If you work in healthcare or handle health data, you’re likely familiar with HIPAA – the Health Insurance Portability and Accountability Act. HIPAA was enacted to protect patients’ personal health information (PHI) and sets strict guidelines for how healthcare providers and their partners handle this sensitive data.
One aspect of HIPAA that can be particularly confusing is the Data Use Agreement (DUA). In short, a DUA is a legal contract that outlines how PHI will be used and shared by different entities. DUAs are required whenever PHI is shared between covered entities (such as healthcare providers) and business associates (such as software vendors).
To ensure that DUAs are compliant with HIPAA regulations, there are several requirements that must be met. Here are a few key things you should know:
1. Use or disclosure of PHI must be specified. The DUA should clearly state the purpose for which PHI will be used or disclosed. This is important because HIPAA requires that PHI only be used or disclosed as necessary to accomplish a specific purpose.
2. Safeguards must be in place. DUAs should address how PHI will be protected and secured throughout its use. This includes things like encryption, access controls, and physical security measures.
3. Reporting and audit requirements must be met. DUAs should specify how parties will report any breaches or incidents involving PHI, as well as how audits will be conducted to ensure compliance with HIPAA regulations.
4. Minimum necessary standards must be followed. HIPAA requires that the minimum amount of PHI necessary to accomplish a specific purpose be shared. DUAs should outline how this requirement will be met.
It’s important to note that DUAs are not a one-size-fits-all solution. Each DUA should be tailored to the specific use case and parties involved. If you’re unsure if a DUA is required for a particular situation, it’s best to err on the side of caution and consult with a legal expert.

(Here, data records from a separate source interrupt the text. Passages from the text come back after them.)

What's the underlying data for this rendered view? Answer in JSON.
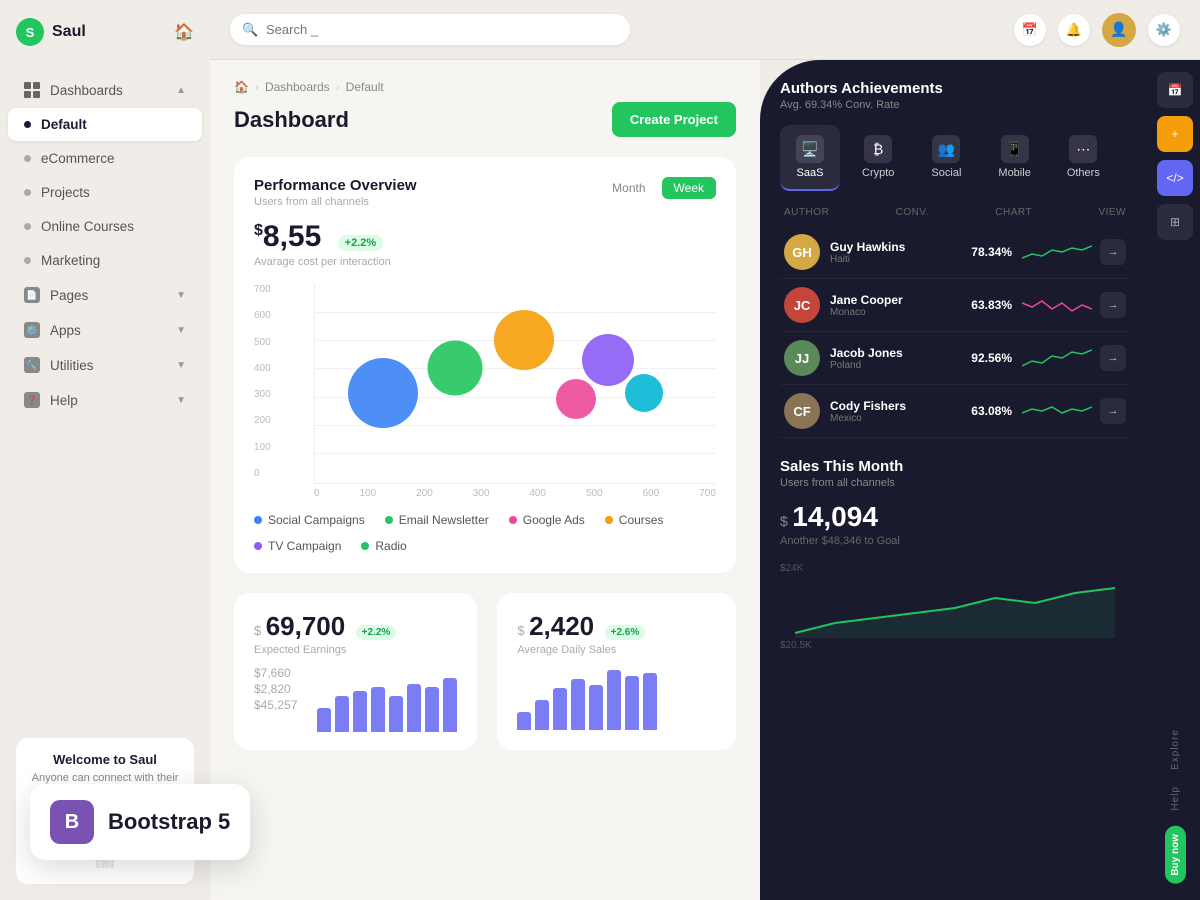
{
  "app": {
    "name": "Saul",
    "logo_letter": "S"
  },
  "sidebar": {
    "nav_items": [
      {
        "id": "dashboards",
        "label": "Dashboards",
        "type": "grid",
        "has_arrow": true,
        "active": false
      },
      {
        "id": "default",
        "label": "Default",
        "type": "dot",
        "active": true
      },
      {
        "id": "ecommerce",
        "label": "eCommerce",
        "type": "dot",
        "active": false
      },
      {
        "id": "projects",
        "label": "Projects",
        "type": "dot",
        "active": false
      },
      {
        "id": "online-courses",
        "label": "Online Courses",
        "type": "dot",
        "active": false
      },
      {
        "id": "marketing",
        "label": "Marketing",
        "type": "dot",
        "active": false
      },
      {
        "id": "pages",
        "label": "Pages",
        "type": "icon",
        "has_arrow": true,
        "active": false
      },
      {
        "id": "apps",
        "label": "Apps",
        "type": "icon2",
        "has_arrow": true,
        "active": false
      },
      {
        "id": "utilities",
        "label": "Utilities",
        "type": "icon3",
        "has_arrow": true,
        "active": false
      },
      {
        "id": "help",
        "label": "Help",
        "type": "icon4",
        "has_arrow": true,
        "active": false
      }
    ],
    "welcome": {
      "title": "Welcome to Saul",
      "subtitle": "Anyone can connect with their audience blogging"
    }
  },
  "topbar": {
    "search_placeholder": "Search _"
  },
  "breadcrumb": {
    "home": "🏠",
    "dashboards": "Dashboards",
    "current": "Default"
  },
  "page": {
    "title": "Dashboard",
    "create_button": "Create Project"
  },
  "performance": {
    "title": "Performance Overview",
    "subtitle": "Users from all channels",
    "period_month": "Month",
    "period_week": "Week",
    "value": "8,55",
    "currency": "$",
    "badge": "+2.2%",
    "label": "Avarage cost per interaction",
    "y_axis": [
      "700",
      "600",
      "500",
      "400",
      "300",
      "200",
      "100",
      "0"
    ],
    "x_axis": [
      "0",
      "100",
      "200",
      "300",
      "400",
      "500",
      "600",
      "700"
    ],
    "bubbles": [
      {
        "x": 17,
        "y": 55,
        "size": 70,
        "color": "#3b82f6"
      },
      {
        "x": 35,
        "y": 42,
        "size": 55,
        "color": "#22c55e"
      },
      {
        "x": 52,
        "y": 28,
        "size": 60,
        "color": "#f59e0b"
      },
      {
        "x": 65,
        "y": 55,
        "size": 40,
        "color": "#ec4899"
      },
      {
        "x": 73,
        "y": 38,
        "size": 50,
        "color": "#8b5cf6"
      },
      {
        "x": 82,
        "y": 55,
        "size": 35,
        "color": "#06b6d4"
      }
    ],
    "legend": [
      {
        "label": "Social Campaigns",
        "color": "#3b82f6"
      },
      {
        "label": "Email Newsletter",
        "color": "#22c55e"
      },
      {
        "label": "Google Ads",
        "color": "#ec4899"
      },
      {
        "label": "Courses",
        "color": "#f59e0b"
      },
      {
        "label": "TV Campaign",
        "color": "#8b5cf6"
      },
      {
        "label": "Radio",
        "color": "#22c55e"
      }
    ]
  },
  "stats": [
    {
      "currency": "$",
      "value": "69,700",
      "badge": "+2.2%",
      "label": "Expected Earnings",
      "amounts": [
        "$7,660",
        "$2,820",
        "$45,257"
      ],
      "bars": [
        30,
        45,
        50,
        55,
        45,
        60,
        55,
        65
      ]
    },
    {
      "currency": "$",
      "value": "2,420",
      "badge": "+2.6%",
      "label": "Average Daily Sales",
      "bars": [
        20,
        35,
        50,
        60,
        55,
        70,
        65,
        75
      ]
    }
  ],
  "authors": {
    "title": "Authors Achievements",
    "subtitle": "Avg. 69.34% Conv. Rate",
    "categories": [
      {
        "id": "saas",
        "label": "SaaS",
        "icon": "🖥️",
        "active": true
      },
      {
        "id": "crypto",
        "label": "Crypto",
        "icon": "₿",
        "active": false
      },
      {
        "id": "social",
        "label": "Social",
        "icon": "👥",
        "active": false
      },
      {
        "id": "mobile",
        "label": "Mobile",
        "icon": "📱",
        "active": false
      },
      {
        "id": "others",
        "label": "Others",
        "icon": "⋯",
        "active": false
      }
    ],
    "table_headers": [
      "AUTHOR",
      "CONV.",
      "CHART",
      "VIEW"
    ],
    "authors": [
      {
        "name": "Guy Hawkins",
        "location": "Haiti",
        "conv": "78.34%",
        "color": "#d4a843",
        "initials": "GH",
        "sparkline_color": "#22c55e"
      },
      {
        "name": "Jane Cooper",
        "location": "Monaco",
        "conv": "63.83%",
        "color": "#c4453a",
        "initials": "JC",
        "sparkline_color": "#ec4899"
      },
      {
        "name": "Jacob Jones",
        "location": "Poland",
        "conv": "92.56%",
        "color": "#5a8a5a",
        "initials": "JJ",
        "sparkline_color": "#22c55e"
      },
      {
        "name": "Cody Fishers",
        "location": "Mexico",
        "conv": "63.08%",
        "color": "#8b7355",
        "initials": "CF",
        "sparkline_color": "#22c55e"
      }
    ]
  },
  "sales": {
    "title": "Sales This Month",
    "subtitle": "Users from all channels",
    "currency": "$",
    "value": "14,094",
    "goal_text": "Another $48,346 to Goal",
    "y_labels": [
      "$24K",
      "$20.5K"
    ]
  },
  "right_edge": {
    "explore_label": "Explore",
    "help_label": "Help",
    "buy_label": "Buy now"
  }
}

In conclusion, HIPAA’s Data Use Agreement requirements are a crucial part of protecting patients’ health data. By following these guidelines, covered entities and business associates can ensure that PHI is being used and disclosed in a way that is compliant with HIPAA regulations and respects patients’ privacy.